The Aristocats is largely an up-scale cat version of 101 Dalmatians minus the deliciously dastardly villain. Although it’s for the most part cute and cuddly, it muddles about on similar territory save for a few differences – some good, some not so good.
Set in Paris around the start of the 20th Century, Duchess (voiced by Eva Gabor) and her litter of kittens stand to become the richest cats in all the land upon the passing of their owner, a wealthy retired opera singer. That is unless Edgar, the butler, has anything to do with it. Edgar plots to become the sole inheritor by embarking on the simple yet dastardly plot of kidnapping Duchess and her offspring and making them “disappear.”
When the plan doesn’t go quite so accordingly, Duchess has an opportunity to make it back home thanks to an alley cat named Thomas O’Malley (Ken Anderson). Along the journey, the cats learn of the emerging sounds on the music scene, setting the stage for numerous cat-band numbers and arrangements.
Like most of the classic Disney animated films, the musical numbers are a high point. They’re, for the most part lively, and build up the differences between the perceived uppitiness of Duchess’ opera world and the street-smart pizzazz of Thomas’ jazz friends.

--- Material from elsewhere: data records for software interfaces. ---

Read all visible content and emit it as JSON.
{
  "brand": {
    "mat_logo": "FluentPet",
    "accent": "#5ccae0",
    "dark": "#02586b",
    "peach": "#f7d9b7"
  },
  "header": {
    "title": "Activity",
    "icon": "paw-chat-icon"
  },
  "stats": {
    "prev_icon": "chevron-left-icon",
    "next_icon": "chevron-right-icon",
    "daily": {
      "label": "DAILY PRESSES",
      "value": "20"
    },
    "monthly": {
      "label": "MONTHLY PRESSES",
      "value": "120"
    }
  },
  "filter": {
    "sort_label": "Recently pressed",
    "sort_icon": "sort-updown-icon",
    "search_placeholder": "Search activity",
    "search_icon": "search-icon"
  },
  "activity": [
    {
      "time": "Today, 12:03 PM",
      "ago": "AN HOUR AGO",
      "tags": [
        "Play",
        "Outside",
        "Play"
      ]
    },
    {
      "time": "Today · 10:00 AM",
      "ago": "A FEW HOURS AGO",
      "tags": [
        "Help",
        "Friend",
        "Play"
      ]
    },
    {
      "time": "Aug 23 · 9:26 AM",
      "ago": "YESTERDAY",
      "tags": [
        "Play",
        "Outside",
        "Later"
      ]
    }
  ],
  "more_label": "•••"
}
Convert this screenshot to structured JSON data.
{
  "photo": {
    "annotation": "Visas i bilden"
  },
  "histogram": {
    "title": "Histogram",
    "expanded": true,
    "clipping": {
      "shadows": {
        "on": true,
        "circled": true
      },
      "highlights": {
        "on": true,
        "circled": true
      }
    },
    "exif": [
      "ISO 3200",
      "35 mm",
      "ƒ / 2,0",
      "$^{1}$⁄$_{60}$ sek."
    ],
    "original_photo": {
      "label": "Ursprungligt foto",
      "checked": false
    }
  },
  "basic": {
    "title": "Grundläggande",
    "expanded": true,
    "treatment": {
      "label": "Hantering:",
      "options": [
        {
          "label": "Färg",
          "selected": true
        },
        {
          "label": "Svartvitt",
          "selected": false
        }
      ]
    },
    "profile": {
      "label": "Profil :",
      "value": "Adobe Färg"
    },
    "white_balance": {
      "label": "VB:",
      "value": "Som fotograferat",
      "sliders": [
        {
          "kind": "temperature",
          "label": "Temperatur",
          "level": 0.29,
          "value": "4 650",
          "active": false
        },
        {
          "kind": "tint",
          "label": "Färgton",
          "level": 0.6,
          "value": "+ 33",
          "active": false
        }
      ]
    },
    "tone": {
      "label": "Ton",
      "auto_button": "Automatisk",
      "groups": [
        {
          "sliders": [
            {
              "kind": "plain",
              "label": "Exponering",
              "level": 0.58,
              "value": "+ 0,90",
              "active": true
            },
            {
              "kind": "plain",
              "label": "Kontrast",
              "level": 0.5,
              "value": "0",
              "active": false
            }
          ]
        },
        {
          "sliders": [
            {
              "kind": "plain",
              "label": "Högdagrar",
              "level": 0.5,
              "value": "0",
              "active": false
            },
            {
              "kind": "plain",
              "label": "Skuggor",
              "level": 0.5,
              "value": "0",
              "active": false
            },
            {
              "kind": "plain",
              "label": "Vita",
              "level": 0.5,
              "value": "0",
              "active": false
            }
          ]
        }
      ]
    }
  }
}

The animation in The Aristocats seems to be taking a bit of a turn in the Disney style. It’s still very distinctly from the studio, but there’s more detail in both the backgrounds and in the characters that earlier Disney films. The psychedelics that come into play are also a lot of fun and certainly add a lot of energy to the story. And a lot of the time it needs it.
While The Aristocats is a lot of fun, the story can sometimes drag. There’s not a lot of action of slapstick, rather cats wandering about. If there was a slightly better sense of place, this might have been easier to overlook. The era is done very well, but it’s a little hard to buy the French backdrop when almost everyone sounds like they’re either from New York or London. This hurts the journey because without a good sense of place and the texture that that brings, I look to the action. If place isn’t important, it must be the events that are moving things forward. I don’t get this with The Aristocats.
The characters are great, the look is superb, there are bursts of energy, but the overall lack of action and place puts this feline film among the realm of average Disney animated classics. That means it’s still better than most cartoon features, but the replay value isn’t there like it is with some of Disney’s better animated efforts.
The Aristocats DVD Review
The special edition release of The Artisocats is a much jazzy and snazzier version compared to the relatively feature-less release from several years ago. The film is presented in its original aspect ratio of 1.75:1 and audio is in Dolby Digital 5.1 Surround Sound. Both are great, with the picture being very vibrant and clear. The sound really brings the songs alive. There’s also French and Spanish audio tracks and English subtitles.
Extras include a deleted song titled “She Never Felt Alone,” which is accompanied by commentary from Richard M. Sherman, storyboards and behind-the-scenes pictures. You can choose to jump directly to specific songs in the film with or without the lyrics. There’s two video games: a virtual kitten activity for DVD-ROM users and an instrument-identity game that can be played through DVD players. Both are quite simple and basic for adult users, but might entertain the little ones. “The Great Cat Family” is a 13-minute excerpt from a 1956 episode of The Wonderful World of Disney. The song-writing Sherman brothers are the subject of their own featurette The Aristocrats of Disney Songs. The DVD is rounded out with a scrapbook of images and drawings, a Silly Symphonies short called Bath Day starring Figaro the cat and Minnie Mouse, previews for 101 Dalmatians, Wall-E, Sleeping Beauty, The Little Mermaid: Ariel’s Beginning, Twitches Two, Snow Buddies and a handful of others for DVDs being released based on Playhouse Disney shows.
The Aristocats Gallery